Mayoral candidate Christine Quinn fields questions from WNYC hosts Leonard Lopate and Kurt Andersen.
Mayoral candidate Christine Quinn fields questions from WNYC hosts Leonard Lopate and Kurt Andersen.
(© Beth Fertig)

For the first time in 12 years, New York City will be electing a new mayor, replacing three-term Michael Bloomberg this October. For New York City artists and arts patrons, this could mean either a refreshing new direction for one of the most culturally rich cities in the world, or a devastating blow to its already limited resources.
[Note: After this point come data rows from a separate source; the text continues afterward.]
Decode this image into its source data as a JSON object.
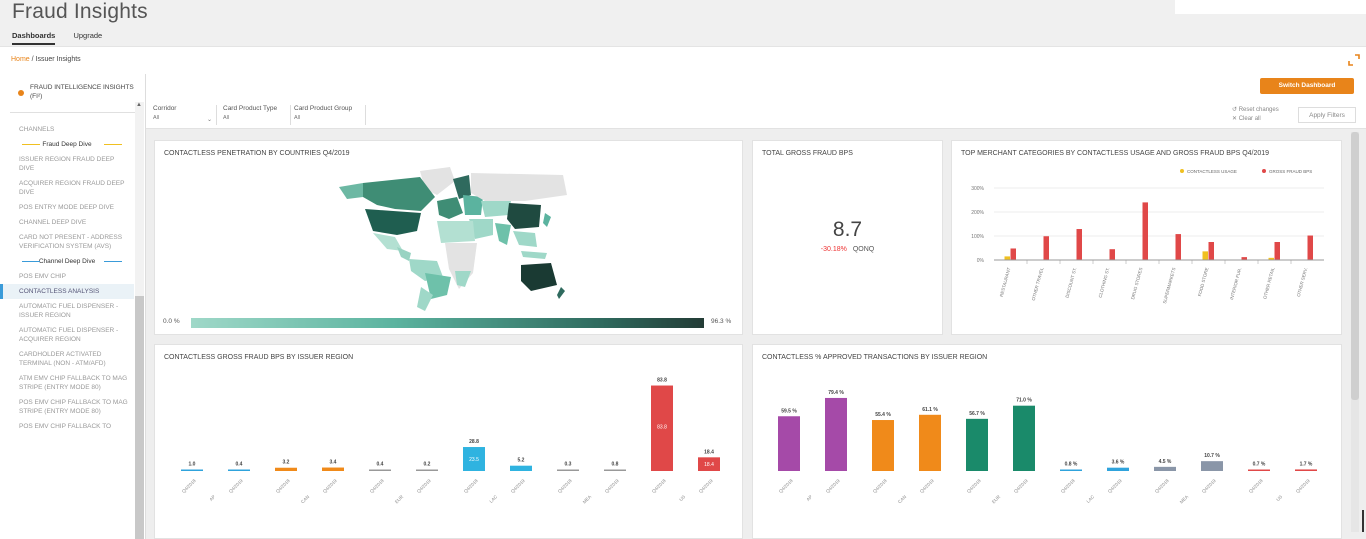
{
  "app": {
    "title": "Fraud Insights"
  },
  "topnav": {
    "dashboards": "Dashboards",
    "upgrade": "Upgrade"
  },
  "breadcrumb": {
    "home": "Home",
    "separator": " / ",
    "current": "Issuer Insights"
  },
  "sidebar": {
    "brand": "FRAUD INTELLIGENCE INSIGHTS (FI²)",
    "items": [
      {
        "label": "CHANNELS"
      },
      {
        "separator": "Fraud Deep Dive",
        "color": "#f0c020"
      },
      {
        "label": "ISSUER REGION FRAUD DEEP DIVE"
      },
      {
        "label": "ACQUIRER REGION FRAUD DEEP DIVE"
      },
      {
        "label": "POS ENTRY MODE DEEP DIVE"
      },
      {
        "label": "CHANNEL DEEP DIVE"
      },
      {
        "label": "CARD NOT PRESENT - ADDRESS VERIFICATION SYSTEM (AVS)"
      },
      {
        "separator": "Channel Deep Dive",
        "color": "#3a9bd9"
      },
      {
        "label": "POS EMV CHIP"
      },
      {
        "label": "CONTACTLESS ANALYSIS",
        "active": true
      },
      {
        "label": "AUTOMATIC FUEL DISPENSER - ISSUER REGION"
      },
      {
        "label": "AUTOMATIC FUEL DISPENSER - ACQUIRER REGION"
      },
      {
        "label": "CARDHOLDER ACTIVATED TERMINAL (NON - ATM/AFD)"
      },
      {
        "label": "ATM EMV CHIP FALLBACK TO MAG STRIPE (ENTRY MODE 80)"
      },
      {
        "label": "POS EMV CHIP FALLBACK TO MAG STRIPE (ENTRY MODE 80)"
      },
      {
        "label": "POS EMV CHIP FALLBACK TO"
      }
    ]
  },
  "filters": {
    "switch_dashboard": "Switch Dashboard",
    "items": [
      {
        "label": "Corridor",
        "value": "All"
      },
      {
        "label": "Card Product Type",
        "value": "All"
      },
      {
        "label": "Card Product Group",
        "value": "All"
      }
    ],
    "reset": "Reset changes",
    "clear": "Clear all",
    "apply": "Apply Filters"
  },
  "cards": {
    "map": {
      "title": "CONTACTLESS PENETRATION BY COUNTRIES Q4/2019",
      "min": "0.0 %",
      "max": "96.3 %"
    },
    "kpi": {
      "title": "TOTAL GROSS FRAUD BPS",
      "value": "8.7",
      "change": "-30.18%",
      "period": "QONQ"
    },
    "merchant": {
      "title": "TOP MERCHANT CATEGORIES BY CONTACTLESS USAGE AND GROSS FRAUD BPS Q4/2019"
    },
    "fraud_region": {
      "title": "CONTACTLESS GROSS FRAUD BPS BY ISSUER REGION"
    },
    "approved_region": {
      "title": "CONTACTLESS % APPROVED TRANSACTIONS BY ISSUER REGION"
    }
  },
  "chart_data": [
    {
      "type": "bar",
      "title": "TOP MERCHANT CATEGORIES BY CONTACTLESS USAGE AND GROSS FRAUD BPS Q4/2019",
      "categories": [
        "RESTAURANT",
        "OTHER TRAVEL",
        "DISCOUNT ST.",
        "CLOTHING ST.",
        "DRUG STORES",
        "SUPERMARKETS",
        "FOOD STORE",
        "INTERIOR FUR.",
        "OTHER RETAIL",
        "OTHER SERV."
      ],
      "series": [
        {
          "name": "CONTACTLESS USAGE",
          "color": "#f0c020",
          "values": [
            5,
            0,
            0,
            0,
            0,
            0,
            12,
            0,
            3,
            0
          ]
        },
        {
          "name": "GROSS FRAUD BPS",
          "color": "#e04848",
          "values": [
            16,
            33,
            43,
            15,
            80,
            36,
            25,
            4,
            25,
            34
          ]
        }
      ],
      "yticks": [
        "300%",
        "200%",
        "100%",
        "0%"
      ],
      "ylim": [
        0,
        100
      ],
      "legend": "top-right"
    },
    {
      "type": "bar",
      "title": "CONTACTLESS GROSS FRAUD BPS BY ISSUER REGION",
      "categories": [
        "Q4/2018",
        "Q4/2019",
        "Q4/2018",
        "Q4/2019",
        "Q4/2018",
        "Q4/2019",
        "Q4/2018",
        "Q4/2019",
        "Q4/2018",
        "Q4/2019",
        "Q4/2018",
        "Q4/2019"
      ],
      "groups": [
        "AP",
        "CAN",
        "EUR",
        "LAC",
        "MEA",
        "US"
      ],
      "values": [
        1.0,
        0.4,
        3.2,
        3.4,
        0.4,
        0.2,
        23.5,
        5.2,
        0.3,
        0.8,
        83.8,
        13.4
      ],
      "labels": [
        "1.0",
        "0.4",
        "3.2",
        "3.4",
        "0.4",
        "0.2",
        "28.8",
        "5.2",
        "0.3",
        "0.8",
        "83.8",
        "18.4"
      ],
      "inner_labels": [
        "",
        "",
        "",
        "",
        "",
        "",
        "23.5",
        "",
        "",
        "",
        "83.8",
        "18.4"
      ],
      "colors": [
        "#2fa3dc",
        "#2fa3dc",
        "#f08a1a",
        "#f08a1a",
        "#999999",
        "#999999",
        "#2fb3e0",
        "#2fb3e0",
        "#999999",
        "#999999",
        "#e04848",
        "#e04848"
      ],
      "ylim": [
        0,
        90
      ]
    },
    {
      "type": "bar",
      "title": "CONTACTLESS % APPROVED TRANSACTIONS BY ISSUER REGION",
      "categories": [
        "Q4/2018",
        "Q4/2019",
        "Q4/2018",
        "Q4/2019",
        "Q4/2018",
        "Q4/2019",
        "Q4/2018",
        "Q4/2019",
        "Q4/2018",
        "Q4/2019",
        "Q4/2018",
        "Q4/2019"
      ],
      "groups": [
        "AP",
        "CAN",
        "EUR",
        "LAC",
        "MEA",
        "US"
      ],
      "values": [
        59.5,
        79.4,
        55.4,
        61.1,
        56.7,
        71.0,
        0.8,
        3.6,
        4.5,
        10.7,
        0.7,
        1.7
      ],
      "labels": [
        "59.5 %",
        "79.4 %",
        "55.4 %",
        "61.1 %",
        "56.7 %",
        "71.0 %",
        "0.8 %",
        "3.6 %",
        "4.5 %",
        "10.7 %",
        "0.7 %",
        "1.7 %"
      ],
      "colors": [
        "#a54aa8",
        "#a54aa8",
        "#f08a1a",
        "#f08a1a",
        "#1a8a6a",
        "#1a8a6a",
        "#2fa3dc",
        "#2fa3dc",
        "#8a96a8",
        "#8a96a8",
        "#e04848",
        "#e04848"
      ],
      "ylim": [
        0,
        90
      ]
    }
  ]
}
On Tuesday evening, nine out of the 16 invited candidates attended Teachers College-Columbia University for a mayoral forum on education and the arts to discuss their positions and potential policies regarding arts funding in New York City. Among the attendees were current frontrunners Bill Thompson (D) and Christine Quinn (D), as well as John Catsimatidis (R), Joe Lhota (R), Bill de Blasio (D), John Liu (D), and campaign newcomer Jack Hidary (I). Democratic candidate Anthony Weiner, recent object of tabloid fodder, declined his invitation to attend.

The event was co-sponsored by Young Audiences New York, an organization that offers arts education programs to New York City students, and One Percent for Culture, a grassroots campaign that advocates allocating one percent of the city's budget to the arts (a proposed budget increase from $155 million to $700 million). WNYC hosts Leonard Lopate and Kurt Andersen moderated the discussion.
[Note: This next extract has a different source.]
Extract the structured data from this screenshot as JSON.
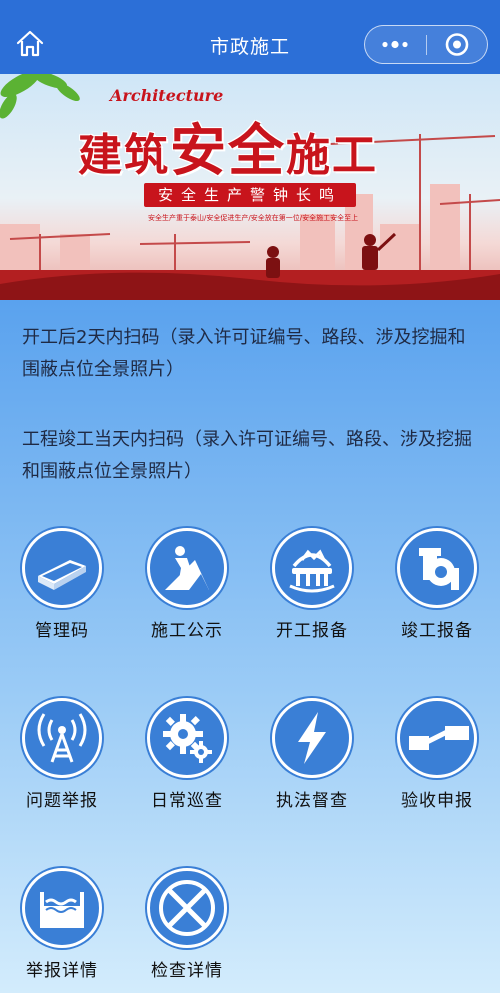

Michael Bloomberg will conclude his third term as mayor this year.
Michael Bloomberg will conclude his third term as mayor this year.
(© David Gordon)
Former City Comptroller Bill Thompson hearkened back to his own days as a viola player in the New York City public school system, as he explained his plan to segregate a baseline of more than $60 million for the arts to ensure its security in the budget. Jack Hidary, a wealthy tech entrepreneur who recently inserted himself into the race, also spoke of his own personal experiences, learning music through the Suzuki system in school, as he eloquently spoke of the role of the arts in reviving neighborhoods and attracting tourists. City Council speaker Christine Quinn expressed similar sentiments, specifically emphasizing the need for an increase in arts-education funding. "Getting more money into the classroom is something I'll do when I'm mayor," said Quinn.

Joe Lohta was faced with the most difficult task of the evening: responding to criticisms about his time as deputy mayor under Rudy Giuliani when he fought to defund the Brooklyn Museum over its exhibition of a controversial portrait of the Virgin Mary — a decision he says he now regrets. "I made a mistake," he said. He now claims to support making arts education part of the core curriculum in schools and agrees that the arts budget could be significantly higher (though he could not commit to the one-percent plan).
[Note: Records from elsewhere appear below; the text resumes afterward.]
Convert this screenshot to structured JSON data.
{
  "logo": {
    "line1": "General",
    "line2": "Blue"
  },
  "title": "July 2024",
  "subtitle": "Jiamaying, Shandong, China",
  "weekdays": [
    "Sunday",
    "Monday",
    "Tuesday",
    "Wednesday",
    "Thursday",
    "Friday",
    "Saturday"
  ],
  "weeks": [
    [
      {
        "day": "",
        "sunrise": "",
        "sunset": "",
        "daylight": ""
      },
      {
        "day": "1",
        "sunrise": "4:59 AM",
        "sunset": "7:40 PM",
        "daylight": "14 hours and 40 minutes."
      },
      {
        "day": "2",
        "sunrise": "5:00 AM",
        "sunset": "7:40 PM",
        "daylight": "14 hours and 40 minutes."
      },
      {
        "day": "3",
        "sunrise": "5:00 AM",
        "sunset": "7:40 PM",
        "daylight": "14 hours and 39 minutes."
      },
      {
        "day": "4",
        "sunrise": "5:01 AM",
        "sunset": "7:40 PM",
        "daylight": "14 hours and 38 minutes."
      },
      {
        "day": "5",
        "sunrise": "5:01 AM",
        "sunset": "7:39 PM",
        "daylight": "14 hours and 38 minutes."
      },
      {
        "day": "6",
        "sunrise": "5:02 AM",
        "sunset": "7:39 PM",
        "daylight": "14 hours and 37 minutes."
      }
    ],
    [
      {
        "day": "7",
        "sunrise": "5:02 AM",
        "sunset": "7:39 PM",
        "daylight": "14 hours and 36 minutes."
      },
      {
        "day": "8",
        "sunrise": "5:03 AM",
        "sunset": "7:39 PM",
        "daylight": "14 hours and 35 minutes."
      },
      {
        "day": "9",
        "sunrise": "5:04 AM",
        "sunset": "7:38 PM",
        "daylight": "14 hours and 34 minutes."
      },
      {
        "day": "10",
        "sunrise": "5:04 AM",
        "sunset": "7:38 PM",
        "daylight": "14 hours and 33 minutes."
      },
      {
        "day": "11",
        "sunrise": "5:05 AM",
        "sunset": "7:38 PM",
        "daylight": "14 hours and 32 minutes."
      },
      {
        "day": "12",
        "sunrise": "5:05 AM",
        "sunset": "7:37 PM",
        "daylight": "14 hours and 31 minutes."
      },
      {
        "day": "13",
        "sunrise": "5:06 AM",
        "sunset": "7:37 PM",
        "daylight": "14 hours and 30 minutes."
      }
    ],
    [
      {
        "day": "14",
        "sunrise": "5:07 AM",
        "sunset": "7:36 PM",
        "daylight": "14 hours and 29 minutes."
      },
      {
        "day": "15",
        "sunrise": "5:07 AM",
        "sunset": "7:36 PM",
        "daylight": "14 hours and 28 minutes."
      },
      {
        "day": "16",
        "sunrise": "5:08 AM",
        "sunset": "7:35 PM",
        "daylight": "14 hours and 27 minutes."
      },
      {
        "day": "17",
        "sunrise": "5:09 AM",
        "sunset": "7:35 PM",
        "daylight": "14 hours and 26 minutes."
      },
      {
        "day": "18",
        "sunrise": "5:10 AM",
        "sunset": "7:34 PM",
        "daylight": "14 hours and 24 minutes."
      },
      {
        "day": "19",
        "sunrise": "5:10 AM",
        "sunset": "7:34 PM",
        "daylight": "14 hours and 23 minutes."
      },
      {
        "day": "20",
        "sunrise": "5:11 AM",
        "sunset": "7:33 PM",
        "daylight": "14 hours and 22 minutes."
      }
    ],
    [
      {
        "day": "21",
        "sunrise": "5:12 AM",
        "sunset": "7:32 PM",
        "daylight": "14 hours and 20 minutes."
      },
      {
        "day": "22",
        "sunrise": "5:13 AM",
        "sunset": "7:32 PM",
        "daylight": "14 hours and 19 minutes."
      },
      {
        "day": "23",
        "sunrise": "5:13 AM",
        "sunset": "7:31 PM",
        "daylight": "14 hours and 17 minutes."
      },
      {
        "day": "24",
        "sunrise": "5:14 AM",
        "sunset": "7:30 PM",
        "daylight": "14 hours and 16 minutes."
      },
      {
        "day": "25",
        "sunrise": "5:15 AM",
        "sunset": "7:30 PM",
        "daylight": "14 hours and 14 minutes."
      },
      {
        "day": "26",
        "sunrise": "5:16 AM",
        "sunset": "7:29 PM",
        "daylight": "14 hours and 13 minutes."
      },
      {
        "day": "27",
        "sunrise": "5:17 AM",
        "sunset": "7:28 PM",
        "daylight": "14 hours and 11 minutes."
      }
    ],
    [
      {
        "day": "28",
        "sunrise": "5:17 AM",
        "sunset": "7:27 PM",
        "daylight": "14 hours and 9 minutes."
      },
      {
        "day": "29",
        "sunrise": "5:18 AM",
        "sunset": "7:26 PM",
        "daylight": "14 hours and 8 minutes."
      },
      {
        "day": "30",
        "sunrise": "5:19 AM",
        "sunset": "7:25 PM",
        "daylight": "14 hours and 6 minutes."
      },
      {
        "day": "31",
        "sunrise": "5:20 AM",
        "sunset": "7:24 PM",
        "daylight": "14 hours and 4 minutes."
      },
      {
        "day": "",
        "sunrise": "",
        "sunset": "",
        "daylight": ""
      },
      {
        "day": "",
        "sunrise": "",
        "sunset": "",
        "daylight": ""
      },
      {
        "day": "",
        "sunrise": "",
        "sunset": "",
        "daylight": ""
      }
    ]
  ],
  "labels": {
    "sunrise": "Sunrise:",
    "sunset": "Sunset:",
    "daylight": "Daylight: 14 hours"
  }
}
While all of the candidates expressed support for an increase in arts funding, Catsimatidis was the only candidate to endorse One Percent for Culture's plan, saying he supports it "one hundred ten percent." He described his interest in funding the arts as the philanthropic efforts of a "successful businessman." He even noted his participation in actor Tony Lo Bianco's recent off-Broadway solo play about former New York City Mayor Fiorello H. LaGuardia, The Little Flower. "I'm executive-producing," he said. "You know what that means? I write the checks."